But the biggest letdown that diminishes the value of the film is when they introduce the cause for all of humanities problems. The basis for Maze Runner incorporates a pitiful backstory that depends on climate change.4 I would have accepted other backstories. Basing your entire sci-fi on worldwide bad weather is pathetic. Climate change isn’t ‘world-building’ for good stories. It is more like world-dissolving.

Besides these overarching weaknesses, I want to note that one character, Teresa, wasn’t given good reason to be in the movie. The character is so weak that she seems like a token female. Perhaps in the sequel, Teresa’s real significance will be brought to light? Hope is there, but as it stands for this film, it does a poor job of representing the only woman in the film.

Does it really matter? Am I making a mountain out of a molehill? It’s hard to say. But one thing is for certain: Teresa could have been edited out of Maze Runner, and the story would have the same results. Her absence would not be felt. I don’t think the film/story/novel is slamming women with some twisted agenda. This is mainly a problem with coincidental issue that’s tactless. Had Teresa been a guy, this flaw in the movie would still be true. Too bad Teresa had to be a girl, which calls attention to the flaw all the more. She doesn’t add anything to the movie.

Besides all this, the movie is fun and thrilling yet uses some action and suspense conventions that do nothing to hold your attention. Oh, that shot was lifted from one of the Jurassic Park movies, I thought to myself more than once. Even some central characters are killed like some of Star Trek’s expendable crewmen. That’s not good, because they built up characters then killed them like they didn’t really matter.

So, see this film?

If you enjoy sci-fi, action, and young adult thrillers like The Giver, Ender’s Game, and The Hunger Games, you will probably like The Maze Runner. Though at times is feels less significant and small, it still presents an entertaining premise and mystery with enough tension to keep up appearances.

If you are tired of such films or television shows, Maze Runner will disappoint you. As one older man said leaving the theater at the same showing I attended, “Booooooriiiiiiing. This is the same-ol’-same-ol’. We’ve had too many of these dystopians lately.”

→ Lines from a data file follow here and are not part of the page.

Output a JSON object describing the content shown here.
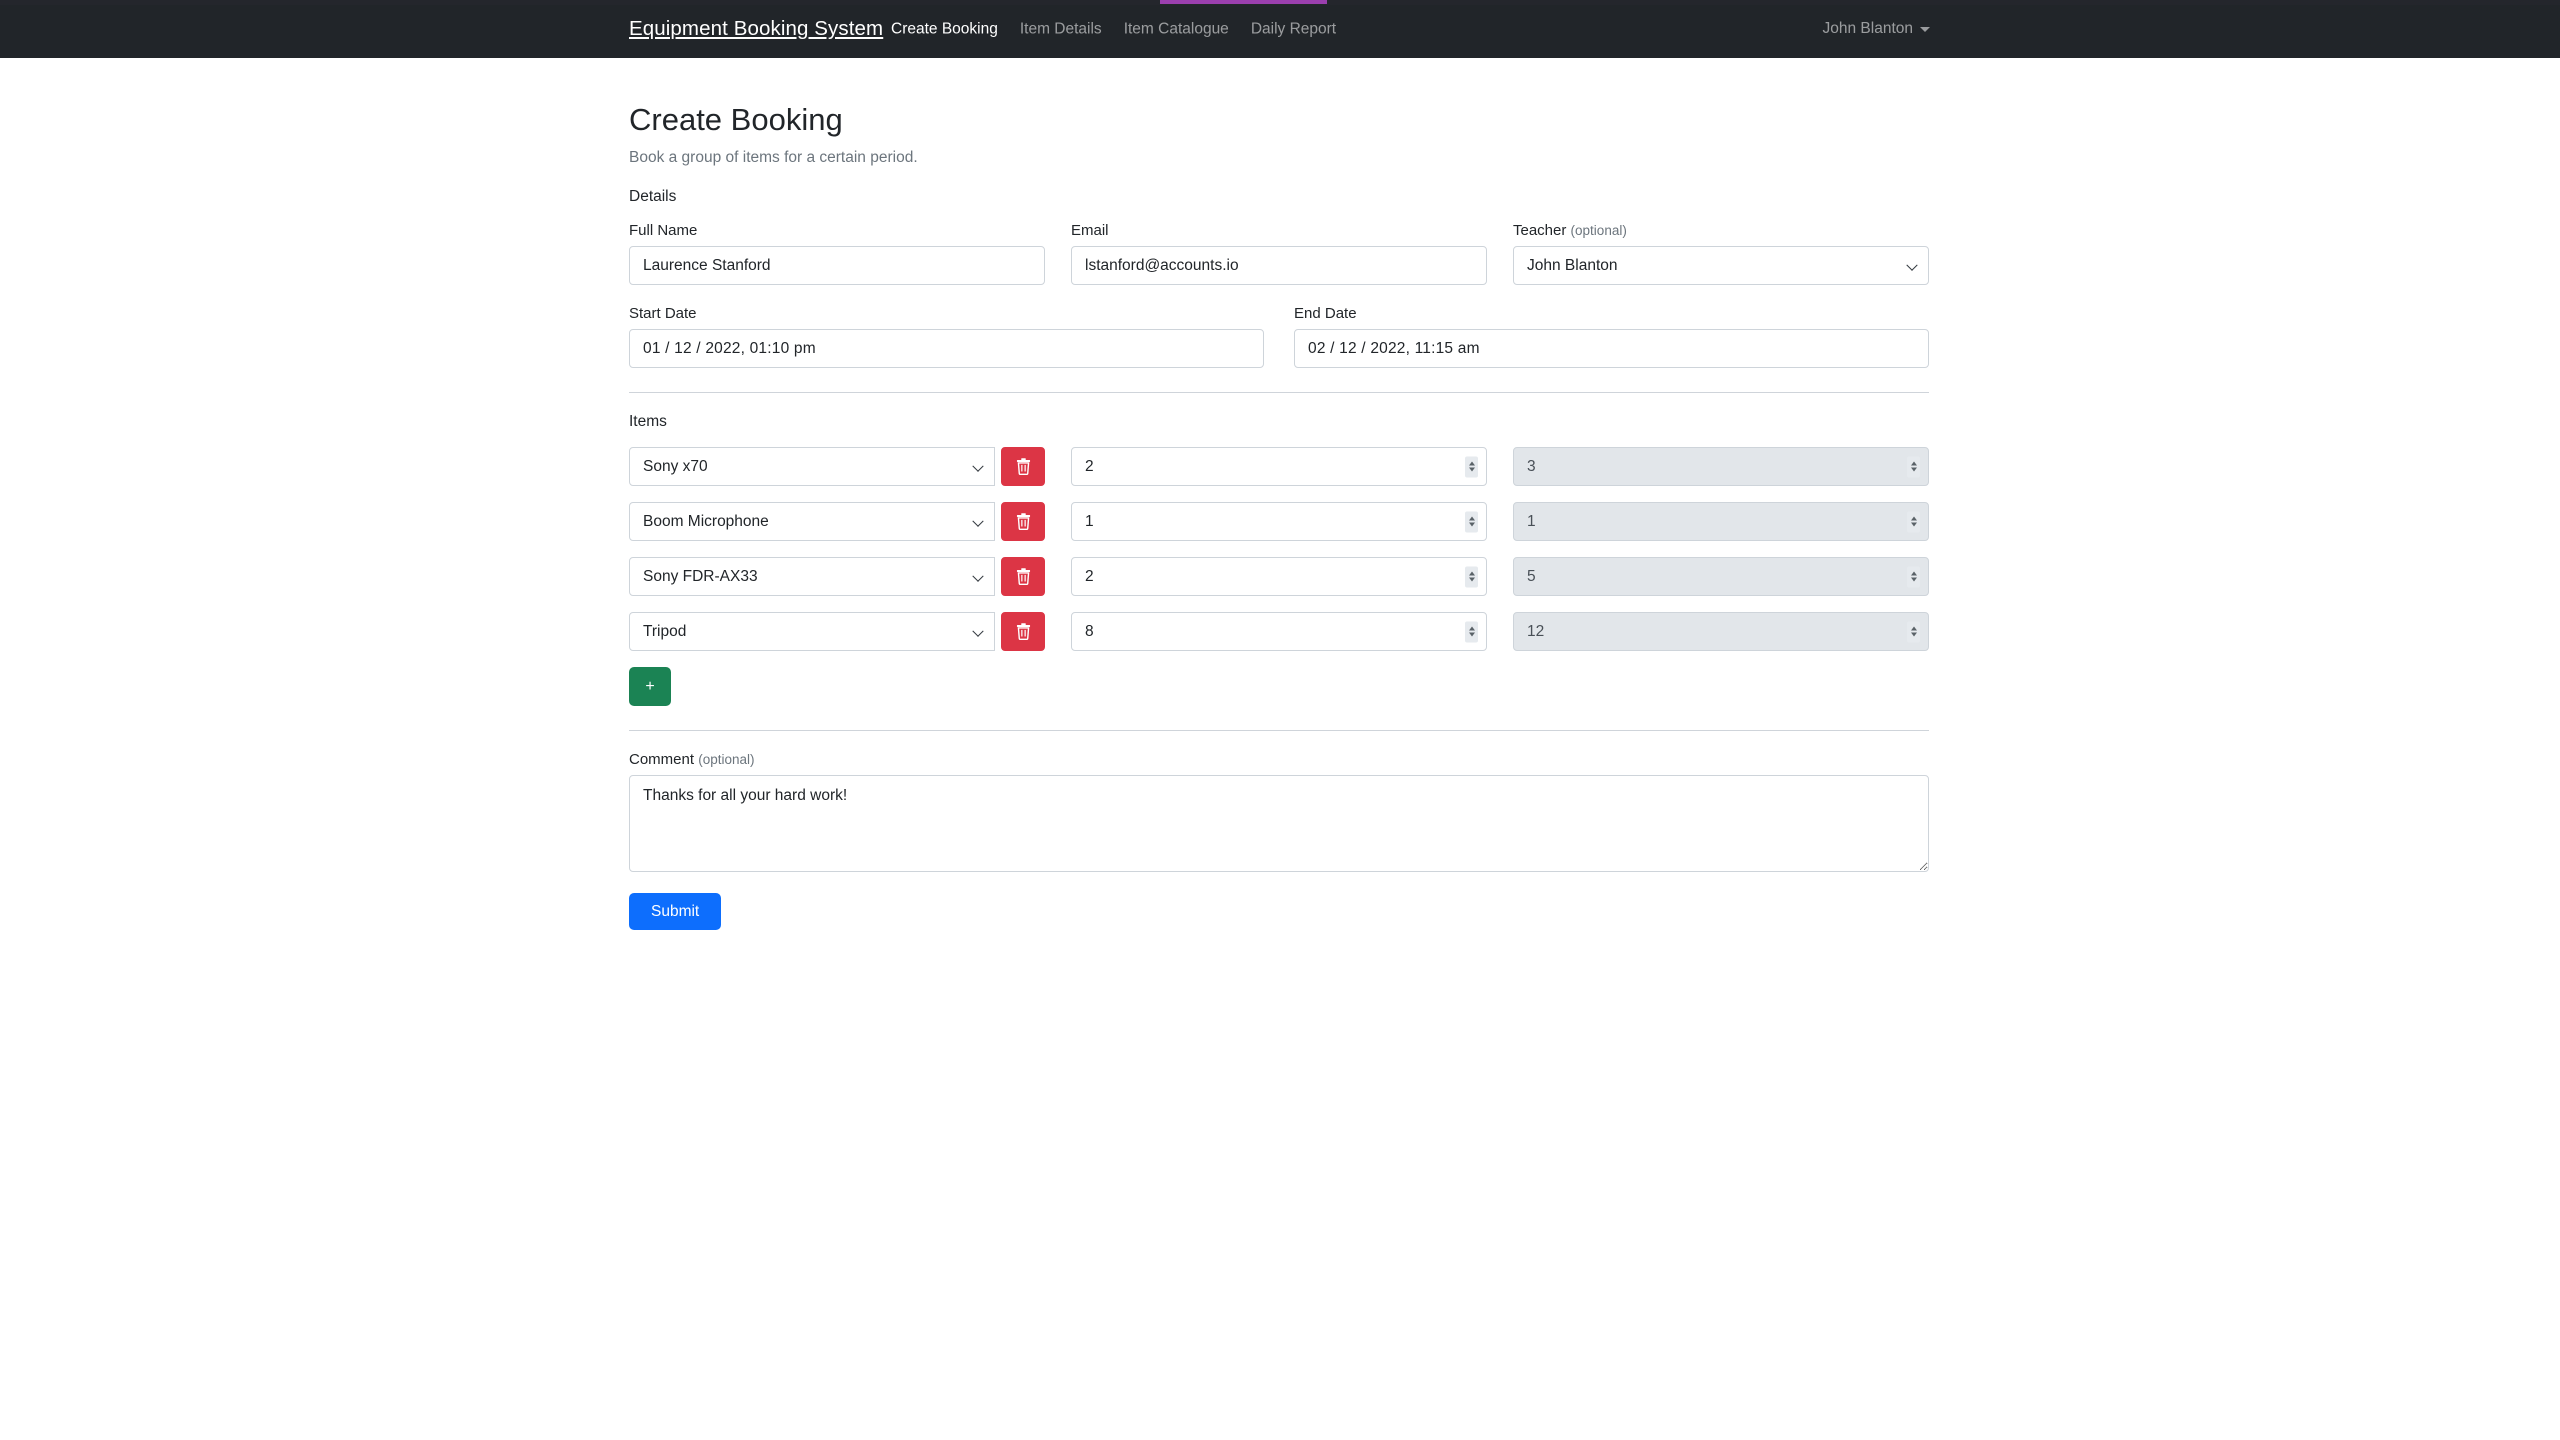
{
  "loading_bar": {
    "accent_color": "#9b3fae",
    "track_color": "#24262c"
  },
  "navbar": {
    "brand": "Equipment Booking System",
    "background": "#212529",
    "links": [
      {
        "label": "Create Booking",
        "active": true
      },
      {
        "label": "Item Details",
        "active": false
      },
      {
        "label": "Item Catalogue",
        "active": false
      },
      {
        "label": "Daily Report",
        "active": false
      }
    ],
    "user": {
      "name": "John Blanton",
      "caret_icon": "chevron-down-icon"
    }
  },
  "page": {
    "title": "Create Booking",
    "subtitle": "Book a group of items for a certain period."
  },
  "details": {
    "section_label": "Details",
    "full_name": {
      "label": "Full Name",
      "value": "Laurence Stanford",
      "placeholder": ""
    },
    "email": {
      "label": "Email",
      "value": "lstanford@accounts.io",
      "placeholder": ""
    },
    "teacher": {
      "label": "Teacher",
      "optional_text": "(optional)",
      "value": "John Blanton",
      "options": [
        "John Blanton"
      ]
    },
    "start_date": {
      "label": "Start Date",
      "value": "01 / 12 / 2022,  01:10  pm"
    },
    "end_date": {
      "label": "End Date",
      "value": "02 / 12 / 2022,  11:15  am"
    }
  },
  "items": {
    "section_label": "Items",
    "add_button_label": "+",
    "delete_icon": "trash-icon",
    "rows": [
      {
        "name": "Sony x70",
        "quantity": "2",
        "available": "3"
      },
      {
        "name": "Boom Microphone",
        "quantity": "1",
        "available": "1"
      },
      {
        "name": "Sony FDR-AX33",
        "quantity": "2",
        "available": "5"
      },
      {
        "name": "Tripod",
        "quantity": "8",
        "available": "12"
      }
    ]
  },
  "comment": {
    "label": "Comment",
    "optional_text": "(optional)",
    "value": "Thanks for all your hard work!",
    "placeholder": ""
  },
  "submit": {
    "label": "Submit",
    "color": "#0d6efd"
  },
  "colors": {
    "danger": "#dc3545",
    "success": "#1b8354",
    "primary": "#0d6efd",
    "muted": "#6c757d"
  }
}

I enjoyed Maze Runner for a fleeting moment, but I will probably not bother with it more than to share it with my younger siblings, who I think would enjoy it for what it’s worth: one or two viewings.

  1. I like a movie I know some about as well. Sometimes I read reviews before I catch a movie, or after, depending on my mood and the context of the movie I am seeing. It all depends, and sometimes knowing more (or less) improves the experience.
  2. The Maze Runner’s production budget was about half of the first Hunger Games’ movie. For what it is worth, the movie is nearly as good in its own right, so it’s money well-spent.
  3. Later in my review I’ll deal with Teresa some more, because she was actually the weak character among several strong ones.
  4. Personally, I think that Earth is a very big place with highly complex weather patterns that the scientific community have yet to understand fully. Professionals have only been studying and recording weather patterns for a few decades. Supposedly, modern man knows that in the big scheme of things we are undoubtedly careening towards a catastrophe of worldwide flooding, freezing, etc. I don’t buy it because the research is weak and there are too many variables. If you aren’t looking at the right variables, you draw the wrong conclusions. The Climate change theory’s popularity doesn’t make it undeniably accurate.